What this task involves - How many lines in the entries below include the word "icon"? Respond with the number only.

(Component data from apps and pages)
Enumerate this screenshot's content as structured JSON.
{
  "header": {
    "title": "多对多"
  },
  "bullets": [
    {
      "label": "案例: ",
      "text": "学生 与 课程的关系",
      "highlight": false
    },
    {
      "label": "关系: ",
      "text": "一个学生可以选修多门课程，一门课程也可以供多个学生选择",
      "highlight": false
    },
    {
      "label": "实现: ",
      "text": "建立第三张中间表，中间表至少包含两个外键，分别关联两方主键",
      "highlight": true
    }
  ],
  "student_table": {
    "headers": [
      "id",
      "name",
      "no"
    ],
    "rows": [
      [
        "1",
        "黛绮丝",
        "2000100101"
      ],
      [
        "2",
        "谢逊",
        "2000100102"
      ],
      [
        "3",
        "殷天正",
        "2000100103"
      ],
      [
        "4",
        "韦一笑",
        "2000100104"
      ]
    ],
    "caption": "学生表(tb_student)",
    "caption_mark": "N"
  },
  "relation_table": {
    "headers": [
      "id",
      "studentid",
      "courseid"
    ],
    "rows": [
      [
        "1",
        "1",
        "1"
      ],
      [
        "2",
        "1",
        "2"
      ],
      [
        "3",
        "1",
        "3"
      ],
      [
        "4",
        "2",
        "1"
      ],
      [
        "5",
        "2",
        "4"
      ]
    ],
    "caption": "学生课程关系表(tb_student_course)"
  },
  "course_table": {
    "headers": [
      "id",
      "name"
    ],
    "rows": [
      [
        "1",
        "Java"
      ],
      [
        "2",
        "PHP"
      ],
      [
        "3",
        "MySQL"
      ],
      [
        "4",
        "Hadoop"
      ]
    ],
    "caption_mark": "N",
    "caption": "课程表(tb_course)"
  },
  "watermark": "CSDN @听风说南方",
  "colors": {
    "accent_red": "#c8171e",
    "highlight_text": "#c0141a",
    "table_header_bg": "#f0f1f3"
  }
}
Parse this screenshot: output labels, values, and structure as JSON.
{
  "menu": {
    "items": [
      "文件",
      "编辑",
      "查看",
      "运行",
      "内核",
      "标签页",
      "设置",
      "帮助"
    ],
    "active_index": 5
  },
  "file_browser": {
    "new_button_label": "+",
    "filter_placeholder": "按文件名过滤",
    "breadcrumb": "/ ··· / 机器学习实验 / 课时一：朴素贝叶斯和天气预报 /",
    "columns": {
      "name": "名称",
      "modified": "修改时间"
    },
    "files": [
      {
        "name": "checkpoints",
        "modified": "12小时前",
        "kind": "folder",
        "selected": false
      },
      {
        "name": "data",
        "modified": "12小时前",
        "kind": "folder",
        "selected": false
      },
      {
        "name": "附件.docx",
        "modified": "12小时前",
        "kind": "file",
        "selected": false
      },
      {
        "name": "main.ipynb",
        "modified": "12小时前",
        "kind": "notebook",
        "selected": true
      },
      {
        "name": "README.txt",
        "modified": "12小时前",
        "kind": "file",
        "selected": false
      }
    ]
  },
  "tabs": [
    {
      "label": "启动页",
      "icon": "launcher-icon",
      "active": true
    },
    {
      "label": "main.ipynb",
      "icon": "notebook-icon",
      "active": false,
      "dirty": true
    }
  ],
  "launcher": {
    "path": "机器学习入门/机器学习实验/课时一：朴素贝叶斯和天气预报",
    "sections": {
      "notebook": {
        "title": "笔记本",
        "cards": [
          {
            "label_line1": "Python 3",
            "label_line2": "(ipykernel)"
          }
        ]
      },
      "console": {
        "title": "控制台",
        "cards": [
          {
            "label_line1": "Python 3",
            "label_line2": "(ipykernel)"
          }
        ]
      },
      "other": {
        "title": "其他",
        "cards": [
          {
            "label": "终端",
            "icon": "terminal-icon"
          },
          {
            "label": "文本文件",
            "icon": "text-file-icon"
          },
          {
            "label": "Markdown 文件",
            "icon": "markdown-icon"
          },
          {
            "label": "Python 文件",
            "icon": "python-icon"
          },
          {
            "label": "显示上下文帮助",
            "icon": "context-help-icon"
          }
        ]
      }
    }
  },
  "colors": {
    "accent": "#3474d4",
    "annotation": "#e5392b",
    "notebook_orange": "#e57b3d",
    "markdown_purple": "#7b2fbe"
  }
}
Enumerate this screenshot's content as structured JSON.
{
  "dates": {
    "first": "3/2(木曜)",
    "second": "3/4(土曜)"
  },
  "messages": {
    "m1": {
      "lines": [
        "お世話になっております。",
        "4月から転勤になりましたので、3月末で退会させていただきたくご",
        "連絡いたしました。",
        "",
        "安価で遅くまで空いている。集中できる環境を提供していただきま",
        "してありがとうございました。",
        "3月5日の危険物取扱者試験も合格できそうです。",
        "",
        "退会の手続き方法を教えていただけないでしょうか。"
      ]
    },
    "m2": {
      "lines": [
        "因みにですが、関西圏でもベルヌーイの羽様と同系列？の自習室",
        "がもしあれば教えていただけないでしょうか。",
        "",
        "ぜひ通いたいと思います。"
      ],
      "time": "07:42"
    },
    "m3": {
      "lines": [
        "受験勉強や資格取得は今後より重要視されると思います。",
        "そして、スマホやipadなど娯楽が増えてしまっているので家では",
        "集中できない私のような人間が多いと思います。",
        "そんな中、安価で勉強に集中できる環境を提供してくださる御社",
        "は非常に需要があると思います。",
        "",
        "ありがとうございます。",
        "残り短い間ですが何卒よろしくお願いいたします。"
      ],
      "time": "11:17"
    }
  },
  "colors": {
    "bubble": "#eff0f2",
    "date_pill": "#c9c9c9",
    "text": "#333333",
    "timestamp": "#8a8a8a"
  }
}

Solution for this task - 7